Well, that's just not good business, either, unless you're getting paid in advance or on delivery. If they are grinding you on the expenses of making the thing in the first place, you don't have to be Kreskin to foresee a large chance of them stalling payment if you give away your leverage and deliver final product before getting paid.


Return to posts index

James RichardsRe: 32 hours of footage in 4days - workflow
by on Aug 6, 2010 at 3:03:55 am

Bill -
I think that backup audio feed from the ceiling speaker is a great idea. It's a nice heads up, too, hearing how applicable murphy's law seems to be in the corporate video / seminar world. Thank you for sharing your experience w/ this thread -


Return to posts index


Steve KownackiRe: 32 hours of footage in 4days - workflow
by on Aug 6, 2010 at 11:18:39 am

More things that came to mind on your job:

I see 2 full days of pre-production/scouting/gear list making. While some you could chalk up as education, it'll take time to coordinate. Plus you'll want to do a dry run in your office to finalize workflow.
This is easily a 4 hour setup even when you are familiar with what you need to do. (The first day tends to be 16-20 hours)
Can you leave the gear in the room each night or do you have to move it to a secure area or completely tear down? More setup each day. Your budget may not allow for an assistant there the whole time, but maybe get one at that start and end of each day.

Steve






Return to posts index

Alan LloydRe: 32 hours of footage in 4 days - workflow
by on Aug 6, 2010 at 7:23:02 pm

[Bill Davis] "the speaker who decides it's more PERSONAL to walk out halfway into the audience where there's NO LIGHT and hold a LONG conversation"

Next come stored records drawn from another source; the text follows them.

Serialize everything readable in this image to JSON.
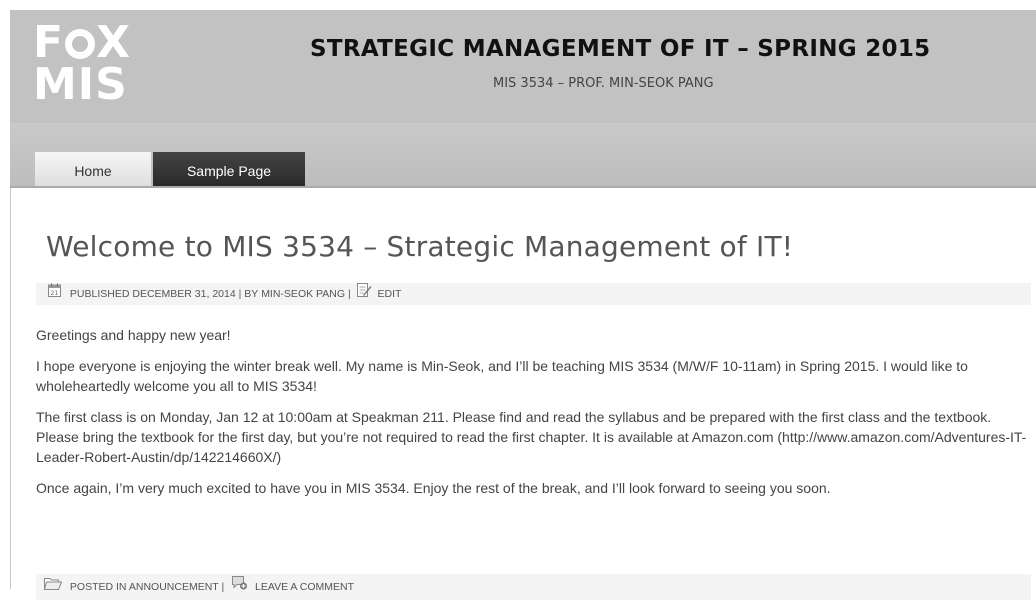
{
  "header": {
    "logo_line1_a": "F",
    "logo_line1_b": "X",
    "logo_line2": "MIS",
    "site_title": "STRATEGIC MANAGEMENT OF IT – SPRING 2015",
    "site_description": "MIS 3534 – PROF. MIN-SEOK PANG"
  },
  "nav": {
    "home": "Home",
    "sample_page": "Sample Page"
  },
  "post": {
    "title": "Welcome to MIS 3534 – Strategic Management of IT!",
    "meta": {
      "published_prefix": "PUBLISHED",
      "date": "DECEMBER 31, 2014",
      "by": "| BY",
      "author": "MIN-SEOK PANG",
      "sep": "|",
      "edit": "EDIT"
    },
    "paragraphs": [
      "Greetings and happy new year!",
      "I hope everyone is enjoying the winter break well. My name is Min-Seok, and I’ll be teaching MIS 3534 (M/W/F 10-11am) in Spring 2015. I would like to wholeheartedly welcome you all to MIS 3534!",
      "The first class is on Monday, Jan 12 at 10:00am at Speakman 211. Please find and read the syllabus and be prepared with the first class and the textbook. Please bring the textbook for the first day, but you’re not required to read the first chapter. It is available at Amazon.com (http://www.amazon.com/Adventures-IT-Leader-Robert-Austin/dp/142214660X/)",
      "Once again, I’m very much excited to have you in MIS 3534. Enjoy the rest of the break, and I’ll look forward to seeing you soon."
    ],
    "footer": {
      "posted_in": "POSTED IN",
      "category": "ANNOUNCEMENT",
      "sep": "|",
      "comment": "LEAVE A COMMENT"
    }
  },
  "icons": {
    "calendar": "calendar-icon",
    "edit": "edit-icon",
    "folder": "folder-icon",
    "comment": "comment-icon"
  },
  "colors": {
    "header_bg": "#c2c2c2",
    "nav_active": "#333333",
    "title_text": "#555555"
  }
}
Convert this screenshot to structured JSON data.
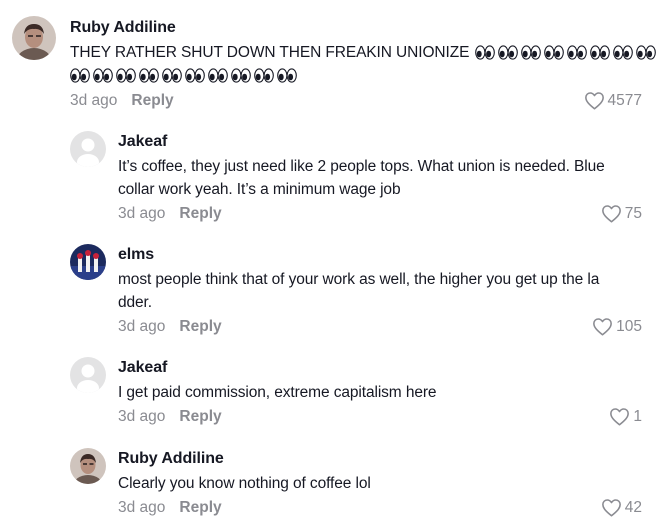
{
  "comments": [
    {
      "username": "Ruby Addiline",
      "text_line1": "THEY RATHER SHUT DOWN THEN FREAKIN UNIONIZE",
      "emoji_row1_count": 8,
      "emoji_row2_count": 10,
      "time": "3d ago",
      "reply": "Reply",
      "likes": "4577"
    },
    {
      "username": "Jakeaf",
      "line1": "It’s coffee, they just need like 2 people tops. What union is needed. Blue",
      "line2": "collar work yeah. It’s a minimum wage job",
      "time": "3d ago",
      "reply": "Reply",
      "likes": "75"
    },
    {
      "username": "elms",
      "line1": "most people think that of your work as well, the higher you get up the la",
      "line2": "dder.",
      "time": "3d ago",
      "reply": "Reply",
      "likes": "105"
    },
    {
      "username": "Jakeaf",
      "line1": "I get paid commission, extreme capitalism here",
      "time": "3d ago",
      "reply": "Reply",
      "likes": "1"
    },
    {
      "username": "Ruby Addiline",
      "line1": "Clearly you know nothing of coffee lol",
      "time": "3d ago",
      "reply": "Reply",
      "likes": "42"
    }
  ],
  "icons": {
    "heart": "heart-icon",
    "eyes": "eyes-emoji-icon",
    "default_avatar": "default-avatar-icon"
  },
  "colors": {
    "text": "#161823",
    "muted": "#8a8b91",
    "avatar_placeholder": "#e3e3e4"
  }
}
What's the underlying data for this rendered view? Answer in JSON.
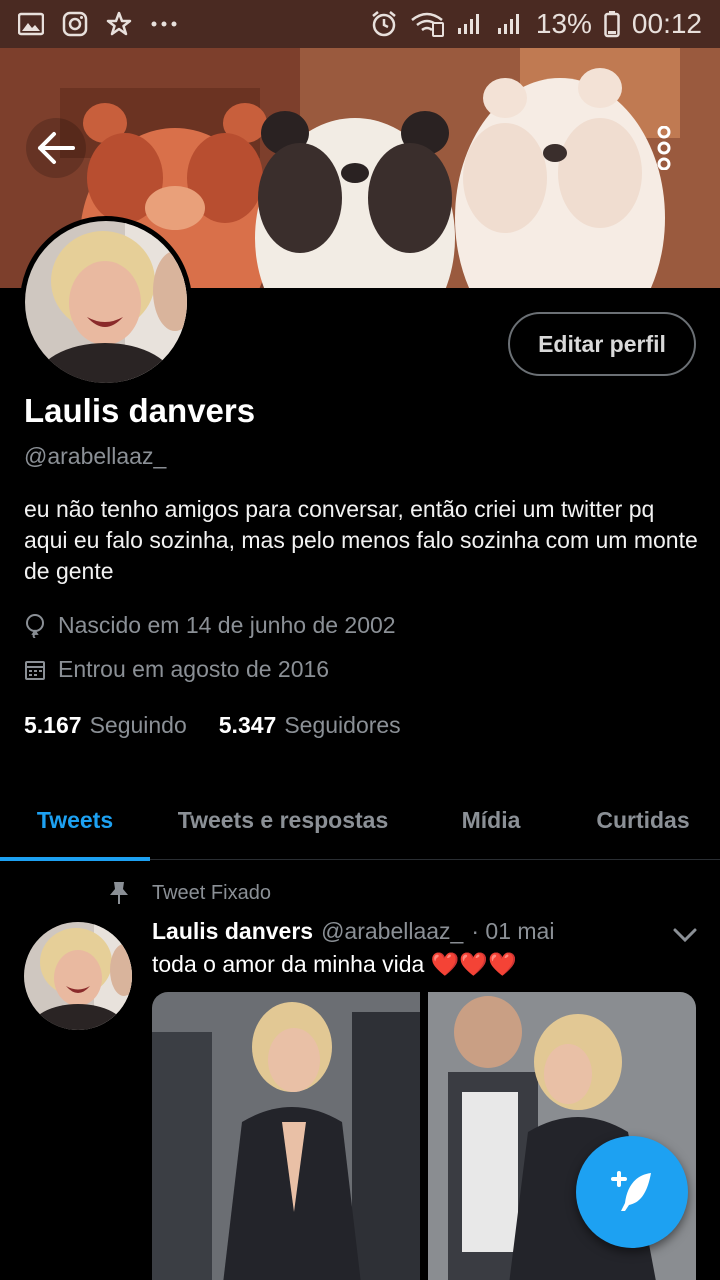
{
  "status_bar": {
    "battery": "13%",
    "time": "00:12",
    "left_icons": [
      "gallery-icon",
      "instagram-icon",
      "star-icon",
      "more-dots-icon"
    ],
    "right_icons": [
      "alarm-icon",
      "wifi-icon",
      "signal-icon",
      "signal-icon",
      "battery-icon"
    ]
  },
  "header": {
    "back_icon": "arrow-left-icon",
    "more_icon": "vertical-dots-icon"
  },
  "profile": {
    "edit_button": "Editar perfil",
    "display_name": "Laulis danvers",
    "handle": "@arabellaaz_",
    "bio": "eu não tenho amigos para conversar, então criei um twitter pq aqui eu falo sozinha, mas pelo menos falo sozinha com um monte de gente",
    "birth": "Nascido em 14 de junho de 2002",
    "joined": "Entrou em agosto de 2016",
    "following_count": "5.167",
    "following_label": "Seguindo",
    "followers_count": "5.347",
    "followers_label": "Seguidores"
  },
  "tabs": [
    {
      "label": "Tweets",
      "active": true
    },
    {
      "label": "Tweets e respostas",
      "active": false
    },
    {
      "label": "Mídia",
      "active": false
    },
    {
      "label": "Curtidas",
      "active": false
    }
  ],
  "pinned_tweet": {
    "pinned_label": "Tweet Fixado",
    "author_name": "Laulis danvers",
    "author_handle": "@arabellaaz_",
    "date": "· 01 mai",
    "text": "toda o amor da minha vida ❤️❤️❤️"
  },
  "colors": {
    "accent": "#1da1f2",
    "background": "#000000",
    "muted_text": "#8b9096",
    "status_bar": "#4a2a22"
  }
}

Or (personal experience here) you're the handheld guy at the front of the room when the magician performing (???) decides to find the one spot on the stage where he's lit from his neck to his knees only and stay there as though his shoes were nailed to the floor, and the director is howling in the comms to get the guy to move.

Short of getting up there and moving him physically, which I was not about to do, nothing would have worked.

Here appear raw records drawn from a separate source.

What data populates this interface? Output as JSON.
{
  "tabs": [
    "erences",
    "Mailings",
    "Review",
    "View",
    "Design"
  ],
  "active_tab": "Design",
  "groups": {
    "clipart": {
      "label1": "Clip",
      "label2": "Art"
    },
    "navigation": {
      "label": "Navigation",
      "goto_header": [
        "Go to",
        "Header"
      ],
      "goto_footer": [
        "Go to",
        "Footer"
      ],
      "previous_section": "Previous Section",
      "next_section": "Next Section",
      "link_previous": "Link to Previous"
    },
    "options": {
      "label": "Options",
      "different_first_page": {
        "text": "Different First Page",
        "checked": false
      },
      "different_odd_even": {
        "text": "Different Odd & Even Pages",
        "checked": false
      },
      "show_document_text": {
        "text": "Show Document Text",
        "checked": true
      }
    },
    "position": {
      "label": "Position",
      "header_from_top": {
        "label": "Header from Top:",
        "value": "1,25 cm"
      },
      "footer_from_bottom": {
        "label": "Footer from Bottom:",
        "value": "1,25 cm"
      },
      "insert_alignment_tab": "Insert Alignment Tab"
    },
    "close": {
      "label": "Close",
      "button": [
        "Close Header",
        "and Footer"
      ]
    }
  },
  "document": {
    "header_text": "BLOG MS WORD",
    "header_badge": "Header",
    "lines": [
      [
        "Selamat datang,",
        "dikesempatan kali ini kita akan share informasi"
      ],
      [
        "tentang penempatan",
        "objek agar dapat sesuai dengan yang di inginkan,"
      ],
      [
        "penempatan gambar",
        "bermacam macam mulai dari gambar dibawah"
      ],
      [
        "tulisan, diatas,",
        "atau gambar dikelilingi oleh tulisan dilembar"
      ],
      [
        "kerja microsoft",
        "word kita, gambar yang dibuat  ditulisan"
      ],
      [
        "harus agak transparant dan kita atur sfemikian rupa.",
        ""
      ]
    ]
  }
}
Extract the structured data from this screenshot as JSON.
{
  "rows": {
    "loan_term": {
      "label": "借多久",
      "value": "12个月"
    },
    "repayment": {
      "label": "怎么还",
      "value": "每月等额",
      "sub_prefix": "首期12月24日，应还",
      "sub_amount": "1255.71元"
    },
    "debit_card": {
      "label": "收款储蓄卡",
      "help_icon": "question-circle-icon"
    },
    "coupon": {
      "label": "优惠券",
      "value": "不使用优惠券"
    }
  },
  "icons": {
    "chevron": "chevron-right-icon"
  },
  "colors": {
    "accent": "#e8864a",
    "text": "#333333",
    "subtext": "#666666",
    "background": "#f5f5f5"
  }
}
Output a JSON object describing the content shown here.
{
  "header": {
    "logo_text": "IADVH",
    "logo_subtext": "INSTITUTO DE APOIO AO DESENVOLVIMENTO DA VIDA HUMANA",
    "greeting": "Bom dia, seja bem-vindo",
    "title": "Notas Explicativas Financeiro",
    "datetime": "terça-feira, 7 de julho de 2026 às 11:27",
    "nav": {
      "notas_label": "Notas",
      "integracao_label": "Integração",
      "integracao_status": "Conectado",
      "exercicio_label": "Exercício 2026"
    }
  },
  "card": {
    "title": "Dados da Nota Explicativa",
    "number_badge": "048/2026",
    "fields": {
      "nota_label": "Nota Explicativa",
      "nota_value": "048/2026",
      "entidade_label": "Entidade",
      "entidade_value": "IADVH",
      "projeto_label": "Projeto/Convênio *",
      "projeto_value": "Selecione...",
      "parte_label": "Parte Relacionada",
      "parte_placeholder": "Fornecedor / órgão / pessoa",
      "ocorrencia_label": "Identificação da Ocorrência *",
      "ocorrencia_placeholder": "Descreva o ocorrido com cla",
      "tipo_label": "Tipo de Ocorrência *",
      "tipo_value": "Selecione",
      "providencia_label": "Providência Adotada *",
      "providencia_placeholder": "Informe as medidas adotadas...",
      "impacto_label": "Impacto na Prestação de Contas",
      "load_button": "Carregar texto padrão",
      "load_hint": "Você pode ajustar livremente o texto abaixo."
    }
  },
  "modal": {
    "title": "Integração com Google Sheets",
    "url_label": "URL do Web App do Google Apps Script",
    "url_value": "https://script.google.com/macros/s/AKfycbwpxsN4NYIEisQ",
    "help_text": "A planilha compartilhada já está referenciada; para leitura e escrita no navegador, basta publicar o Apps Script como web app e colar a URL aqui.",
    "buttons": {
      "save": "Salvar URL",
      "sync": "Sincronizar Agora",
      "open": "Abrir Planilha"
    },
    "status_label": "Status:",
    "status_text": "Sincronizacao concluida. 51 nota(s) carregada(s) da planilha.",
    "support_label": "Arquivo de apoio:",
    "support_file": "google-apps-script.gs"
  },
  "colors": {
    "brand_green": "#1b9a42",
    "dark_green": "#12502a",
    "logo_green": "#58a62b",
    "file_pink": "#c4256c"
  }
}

Return to posts index

Mark SuszkoRe: 32 hours of footage in 4 days - workflow
by on Aug 6, 2010 at 8:31:59 pm

Oh, ok, this is turning into a hotel venue horror story swap meet
:-) Training session for new court judges, the panel is at a long table with mics set for both the house PA and feeding my cameras. One of the judges taps on the mics near him, hears that only one of them is coming thru the speakers, and decides my direct-to-camera mic is unnecessary, so he puts it under the table.

Not having an MC or assistant is a common problem source. You pass a wireless mic into the audience, and every person who handles it decides they have to fumble with the power or mute switches on it. Then they either stick it down their throats to talk, or they plant it in their crotch while they remain seated, so you can't hear or see them. Better, the times when half the guys in the audience won't wait for the mic to pass to them, they will just try to talk without it. There is only one position for switches on wireless stick mics: permanently welded into the "on" position, and taped over, and glued to a stand that itself is super-glued to the height adjustment. And nobody in the seats is allowed to talk until the mic-holding person comes over to them, or they walk up to the pre-lit mic stand. :-)

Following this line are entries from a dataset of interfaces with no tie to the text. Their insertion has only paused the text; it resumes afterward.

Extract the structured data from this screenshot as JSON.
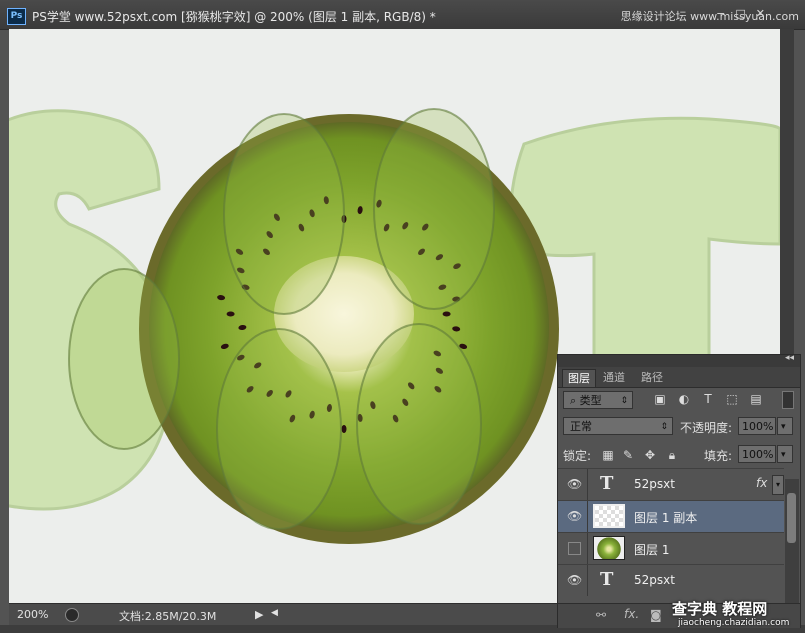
{
  "window": {
    "title": "PS学堂 www.52psxt.com [猕猴桃字效] @ 200% (图层 1 副本, RGB/8) *",
    "app_icon": "Ps",
    "controls": [
      "−",
      "□",
      "✕"
    ],
    "watermark": "思缘设计论坛 www.missyuan.com"
  },
  "canvas": {
    "letters": [
      "S",
      "T"
    ],
    "letter_color": "#cfe3b2",
    "background": "#eceeec",
    "kiwi_colors": {
      "flesh": "#7da32a",
      "skin": "#6b5a2b",
      "core": "#f1f0c8",
      "seeds": "#2a1010"
    }
  },
  "status": {
    "zoom": "200%",
    "doc_label": "文档:2.85M/20.3M",
    "arrow": "▶",
    "left_arrow": "◀"
  },
  "layers_panel": {
    "collapse_icon": "◂◂",
    "tabs": [
      "图层",
      "通道",
      "路径"
    ],
    "filter_label": "类型",
    "filter_icon": "search-icon",
    "blend_mode": "正常",
    "opacity_label": "不透明度:",
    "opacity_value": "100%",
    "lock_label": "锁定:",
    "fill_label": "填充:",
    "fill_value": "100%",
    "rows": [
      {
        "name": "52psxt",
        "kind": "text",
        "visible": true,
        "selected": false,
        "fx": "fx"
      },
      {
        "name": "图层 1 副本",
        "kind": "pixel-transparent",
        "visible": true,
        "selected": true,
        "fx": ""
      },
      {
        "name": "图层 1",
        "kind": "pixel-kiwi",
        "visible": false,
        "selected": false,
        "fx": ""
      },
      {
        "name": "52psxt",
        "kind": "text",
        "visible": true,
        "selected": false,
        "fx": ""
      }
    ],
    "footer_icons": [
      "link-icon",
      "fx-icon",
      "mask-icon"
    ]
  },
  "bottom_watermark": {
    "line1": "查字典 教程网",
    "line2": "jiaocheng.chazidian.com"
  }
}
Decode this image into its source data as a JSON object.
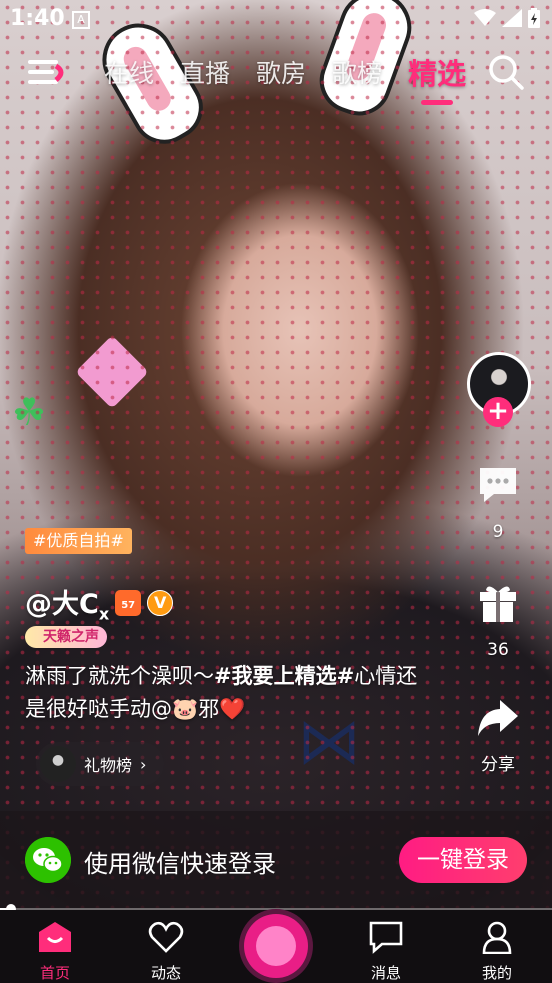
{
  "status_bar": {
    "time": "1:40",
    "notification_letter": "A"
  },
  "top_nav": {
    "tabs": [
      {
        "label": "在线",
        "active": false
      },
      {
        "label": "直播",
        "active": false
      },
      {
        "label": "歌房",
        "active": false
      },
      {
        "label": "歌榜",
        "active": false
      },
      {
        "label": "精选",
        "active": true
      }
    ]
  },
  "right_rail": {
    "comment_count": "9",
    "gift_count": "36",
    "share_label": "分享"
  },
  "post": {
    "topic_tag": "#优质自拍#",
    "author_name": "@大C",
    "author_subscript": "x",
    "level": "57",
    "verified_mark": "V",
    "honor_badge": "天籁之声",
    "caption_part1": "淋雨了就洗个澡呗～",
    "caption_hashtag": "#我要上精选#",
    "caption_part2": "心情还是很好哒手动@🐷邪",
    "caption_emoji": "❤️",
    "gift_rank_label": "礼物榜",
    "gift_rank_arrow": "›"
  },
  "login_bar": {
    "text": "使用微信快速登录",
    "button": "一键登录"
  },
  "playback": {
    "progress_fraction": 0.02
  },
  "bottom_nav": {
    "items": [
      {
        "label": "首页",
        "icon": "home-icon",
        "active": true
      },
      {
        "label": "动态",
        "icon": "heart-icon",
        "active": false
      },
      {
        "label": "消息",
        "icon": "message-icon",
        "active": false
      },
      {
        "label": "我的",
        "icon": "profile-icon",
        "active": false
      }
    ]
  },
  "colors": {
    "accent": "#ff2d7b",
    "wechat": "#2dc100",
    "tag_orange": "#ff8a3d"
  }
}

Return to posts index

Richard CrowleyRe: 32 hours of footage in 4 days - workflow
by on Aug 8, 2010 at 1:49:13 pm

"Training session for new court judges, the panel is at a long table with mics set for both the house PA and feeding my cameras. One of the judges taps on the mics near him, hears that only one of them is coming thru the speakers, and decides my direct-to-camera mic is unnecessary, so he puts it under the table."

Perhaps because I'm old enough that I can get away with it (or I just don't care what they think of me), I have yelled out from the camera position: "PLEASE DON'T MOVE THE MICROPHONES!" I don't care if they are the king of the world, it isn't THEIR job description to position the equipment.


Return to posts index

<< PREVIOUS   •   VIEW ALL   •   PRINT   •   NEXT >>
© 2017 CreativeCOW.net All Rights Reserved
[TOP]